*Exercise requirements*
Scan the listing below for lines with "icon" in them. Give their number and nothing more.

>>>

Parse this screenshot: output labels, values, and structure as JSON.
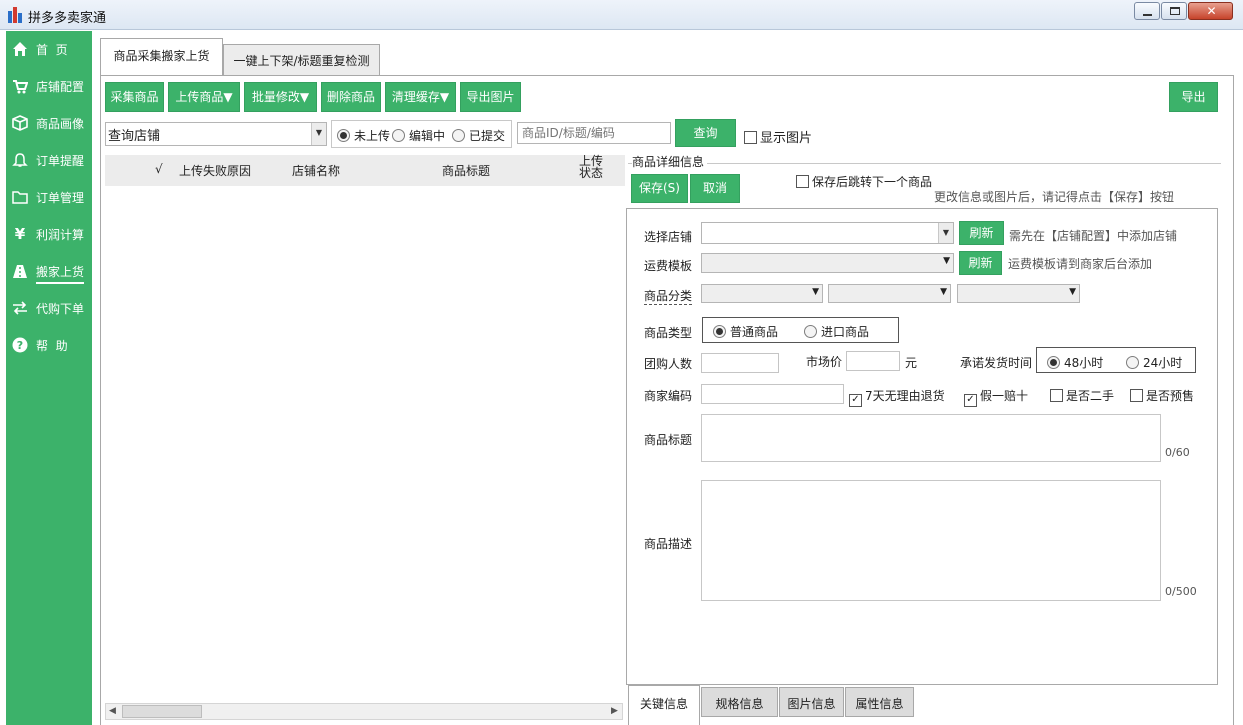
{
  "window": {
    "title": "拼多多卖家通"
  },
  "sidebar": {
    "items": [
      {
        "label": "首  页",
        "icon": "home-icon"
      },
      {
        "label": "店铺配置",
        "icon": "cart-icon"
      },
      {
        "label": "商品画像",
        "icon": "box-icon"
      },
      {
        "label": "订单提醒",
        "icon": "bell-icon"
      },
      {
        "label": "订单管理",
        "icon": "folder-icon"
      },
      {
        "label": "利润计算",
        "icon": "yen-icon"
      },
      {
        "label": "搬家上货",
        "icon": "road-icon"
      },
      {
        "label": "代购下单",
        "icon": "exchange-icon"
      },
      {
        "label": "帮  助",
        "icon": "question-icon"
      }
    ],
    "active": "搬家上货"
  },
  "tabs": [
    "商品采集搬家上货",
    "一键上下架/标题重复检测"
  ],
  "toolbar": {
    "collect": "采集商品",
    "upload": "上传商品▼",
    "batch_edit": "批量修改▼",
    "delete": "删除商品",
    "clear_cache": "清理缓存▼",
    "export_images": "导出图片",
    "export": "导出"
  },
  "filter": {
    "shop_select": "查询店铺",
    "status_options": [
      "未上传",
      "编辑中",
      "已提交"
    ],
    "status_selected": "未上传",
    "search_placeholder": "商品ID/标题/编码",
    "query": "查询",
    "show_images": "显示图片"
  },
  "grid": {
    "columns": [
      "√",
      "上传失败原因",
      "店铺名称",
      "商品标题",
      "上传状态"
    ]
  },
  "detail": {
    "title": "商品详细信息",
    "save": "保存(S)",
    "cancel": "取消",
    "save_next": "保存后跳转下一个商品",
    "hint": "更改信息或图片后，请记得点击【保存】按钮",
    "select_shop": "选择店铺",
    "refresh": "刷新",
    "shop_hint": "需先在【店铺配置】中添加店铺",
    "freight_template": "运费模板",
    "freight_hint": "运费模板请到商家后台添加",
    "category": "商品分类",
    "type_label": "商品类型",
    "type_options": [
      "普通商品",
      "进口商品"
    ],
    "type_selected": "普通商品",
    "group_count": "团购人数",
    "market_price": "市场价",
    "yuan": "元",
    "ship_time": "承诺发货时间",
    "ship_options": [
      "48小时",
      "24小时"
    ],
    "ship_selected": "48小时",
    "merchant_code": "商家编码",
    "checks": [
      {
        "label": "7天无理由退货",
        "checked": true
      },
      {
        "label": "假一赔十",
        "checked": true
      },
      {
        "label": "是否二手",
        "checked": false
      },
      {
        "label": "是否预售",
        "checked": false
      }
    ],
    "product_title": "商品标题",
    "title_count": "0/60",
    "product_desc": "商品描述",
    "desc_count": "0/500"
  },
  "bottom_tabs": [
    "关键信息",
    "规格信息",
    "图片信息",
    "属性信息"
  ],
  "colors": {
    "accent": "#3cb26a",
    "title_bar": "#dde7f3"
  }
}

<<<
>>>

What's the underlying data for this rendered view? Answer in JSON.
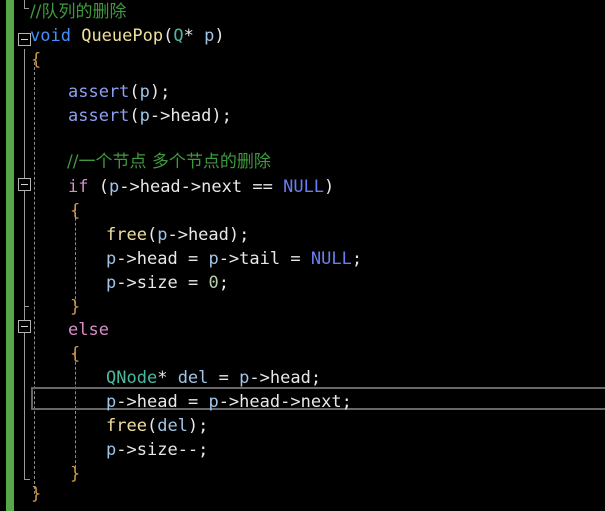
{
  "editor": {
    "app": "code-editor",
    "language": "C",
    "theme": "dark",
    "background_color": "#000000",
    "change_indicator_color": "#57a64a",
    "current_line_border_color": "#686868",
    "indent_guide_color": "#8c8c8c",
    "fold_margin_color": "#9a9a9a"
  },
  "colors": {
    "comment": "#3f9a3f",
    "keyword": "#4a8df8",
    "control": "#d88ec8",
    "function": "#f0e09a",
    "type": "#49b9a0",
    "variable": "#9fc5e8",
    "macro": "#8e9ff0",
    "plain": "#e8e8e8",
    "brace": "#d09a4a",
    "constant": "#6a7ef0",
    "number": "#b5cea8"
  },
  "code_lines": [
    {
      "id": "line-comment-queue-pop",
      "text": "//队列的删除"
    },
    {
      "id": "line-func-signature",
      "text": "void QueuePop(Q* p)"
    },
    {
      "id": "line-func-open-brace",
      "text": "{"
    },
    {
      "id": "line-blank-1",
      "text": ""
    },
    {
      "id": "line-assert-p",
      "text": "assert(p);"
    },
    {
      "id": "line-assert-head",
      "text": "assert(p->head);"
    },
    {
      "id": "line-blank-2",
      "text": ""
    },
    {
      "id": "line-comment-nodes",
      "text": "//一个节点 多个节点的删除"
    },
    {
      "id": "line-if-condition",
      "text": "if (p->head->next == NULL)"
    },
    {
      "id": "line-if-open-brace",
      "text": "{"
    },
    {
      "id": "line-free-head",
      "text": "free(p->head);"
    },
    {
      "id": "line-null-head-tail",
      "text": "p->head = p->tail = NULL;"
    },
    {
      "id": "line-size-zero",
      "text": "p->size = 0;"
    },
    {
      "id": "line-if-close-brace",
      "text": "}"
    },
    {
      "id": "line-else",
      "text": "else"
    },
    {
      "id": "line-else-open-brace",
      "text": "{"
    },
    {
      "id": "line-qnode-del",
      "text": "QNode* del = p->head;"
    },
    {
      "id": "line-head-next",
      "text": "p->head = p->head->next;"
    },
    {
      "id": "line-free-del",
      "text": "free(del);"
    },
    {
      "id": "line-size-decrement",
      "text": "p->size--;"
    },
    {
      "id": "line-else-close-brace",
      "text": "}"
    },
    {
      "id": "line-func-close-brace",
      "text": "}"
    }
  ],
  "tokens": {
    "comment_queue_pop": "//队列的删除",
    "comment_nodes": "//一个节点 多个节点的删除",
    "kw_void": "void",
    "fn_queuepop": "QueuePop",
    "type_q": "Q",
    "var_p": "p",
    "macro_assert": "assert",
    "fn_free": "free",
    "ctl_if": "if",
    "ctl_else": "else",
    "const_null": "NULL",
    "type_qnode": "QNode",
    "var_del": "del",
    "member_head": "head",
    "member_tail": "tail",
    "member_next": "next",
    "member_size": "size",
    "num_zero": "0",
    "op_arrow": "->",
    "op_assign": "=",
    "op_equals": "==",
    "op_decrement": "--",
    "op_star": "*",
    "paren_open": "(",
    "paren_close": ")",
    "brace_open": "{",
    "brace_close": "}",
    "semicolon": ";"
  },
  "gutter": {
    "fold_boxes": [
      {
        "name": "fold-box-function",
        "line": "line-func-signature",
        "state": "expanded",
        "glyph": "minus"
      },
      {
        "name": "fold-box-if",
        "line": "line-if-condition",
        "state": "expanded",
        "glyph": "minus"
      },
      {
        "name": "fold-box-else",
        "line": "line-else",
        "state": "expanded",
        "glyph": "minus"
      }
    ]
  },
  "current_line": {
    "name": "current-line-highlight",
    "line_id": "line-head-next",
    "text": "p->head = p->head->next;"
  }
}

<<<

*Completed exercise*
9